▸ **Try it**: Repeat every entry below exactly.

▸ **Exercise data**:

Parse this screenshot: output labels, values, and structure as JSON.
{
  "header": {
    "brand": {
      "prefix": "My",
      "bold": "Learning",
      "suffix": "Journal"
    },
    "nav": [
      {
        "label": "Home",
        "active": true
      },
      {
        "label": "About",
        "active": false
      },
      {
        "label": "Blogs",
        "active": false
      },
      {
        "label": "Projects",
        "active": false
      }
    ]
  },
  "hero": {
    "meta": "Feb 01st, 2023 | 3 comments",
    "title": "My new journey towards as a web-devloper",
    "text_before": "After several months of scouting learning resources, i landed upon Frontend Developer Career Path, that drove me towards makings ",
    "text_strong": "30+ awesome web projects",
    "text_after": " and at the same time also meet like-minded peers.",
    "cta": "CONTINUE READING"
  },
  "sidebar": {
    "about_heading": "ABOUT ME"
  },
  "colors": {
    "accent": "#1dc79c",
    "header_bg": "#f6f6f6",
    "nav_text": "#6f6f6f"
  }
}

▸ **Output for this task**:
Parse this screenshot: output labels, values, and structure as JSON.
{
  "header": {
    "brand": {
      "prefix": "My",
      "bold": "Learning",
      "suffix": "Journal"
    },
    "nav": [
      {
        "label": "Home",
        "active": true
      },
      {
        "label": "About",
        "active": false
      },
      {
        "label": "Blogs",
        "active": false
      },
      {
        "label": "Projects",
        "active": false
      }
    ]
  },
  "hero": {
    "meta": "Feb 01st, 2023 | 3 comments",
    "title": "My new journey towards as a web-devloper",
    "text_before": "After several months of scouting learning resources, i landed upon Frontend Developer Career Path, that drove me towards makings ",
    "text_strong": "30+ awesome web projects",
    "text_after": " and at the same time also meet like-minded peers.",
    "cta": "CONTINUE READING"
  },
  "sidebar": {
    "about_heading": "ABOUT ME"
  },
  "colors": {
    "accent": "#1dc79c",
    "header_bg": "#f6f6f6",
    "nav_text": "#6f6f6f"
  }
}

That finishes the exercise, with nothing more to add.